— Assigned task —
Work out how many lines of the data contain "title" and reply with that number alone.

Data about app and page elements
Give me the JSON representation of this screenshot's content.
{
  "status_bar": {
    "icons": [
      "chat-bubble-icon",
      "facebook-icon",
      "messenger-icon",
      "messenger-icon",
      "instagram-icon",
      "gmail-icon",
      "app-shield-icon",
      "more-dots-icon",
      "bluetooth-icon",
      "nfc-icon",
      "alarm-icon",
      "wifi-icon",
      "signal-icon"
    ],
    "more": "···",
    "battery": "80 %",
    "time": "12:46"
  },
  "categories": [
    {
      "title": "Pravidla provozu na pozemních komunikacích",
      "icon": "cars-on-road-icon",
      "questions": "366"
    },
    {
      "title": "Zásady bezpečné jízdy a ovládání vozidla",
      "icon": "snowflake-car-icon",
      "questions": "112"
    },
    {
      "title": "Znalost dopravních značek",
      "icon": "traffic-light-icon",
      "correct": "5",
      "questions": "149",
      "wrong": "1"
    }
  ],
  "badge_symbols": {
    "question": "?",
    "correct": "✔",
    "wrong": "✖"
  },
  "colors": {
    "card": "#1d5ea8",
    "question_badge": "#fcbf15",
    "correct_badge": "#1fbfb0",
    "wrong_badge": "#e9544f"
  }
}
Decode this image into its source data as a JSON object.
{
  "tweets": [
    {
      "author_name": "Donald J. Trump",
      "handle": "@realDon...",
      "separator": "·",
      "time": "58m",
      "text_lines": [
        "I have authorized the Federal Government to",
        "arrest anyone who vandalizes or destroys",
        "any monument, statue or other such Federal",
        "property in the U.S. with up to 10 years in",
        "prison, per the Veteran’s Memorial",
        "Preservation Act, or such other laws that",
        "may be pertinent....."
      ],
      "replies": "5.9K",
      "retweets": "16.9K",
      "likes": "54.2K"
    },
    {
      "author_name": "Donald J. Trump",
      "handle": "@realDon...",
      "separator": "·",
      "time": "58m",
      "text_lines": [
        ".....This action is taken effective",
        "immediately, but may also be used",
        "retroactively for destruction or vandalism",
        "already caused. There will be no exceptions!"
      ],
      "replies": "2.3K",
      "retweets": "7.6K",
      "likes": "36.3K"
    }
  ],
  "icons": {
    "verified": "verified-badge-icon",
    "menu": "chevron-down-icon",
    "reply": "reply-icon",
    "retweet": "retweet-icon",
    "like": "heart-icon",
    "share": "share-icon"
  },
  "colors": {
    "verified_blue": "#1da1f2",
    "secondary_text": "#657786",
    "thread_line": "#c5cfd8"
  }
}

— Response —
3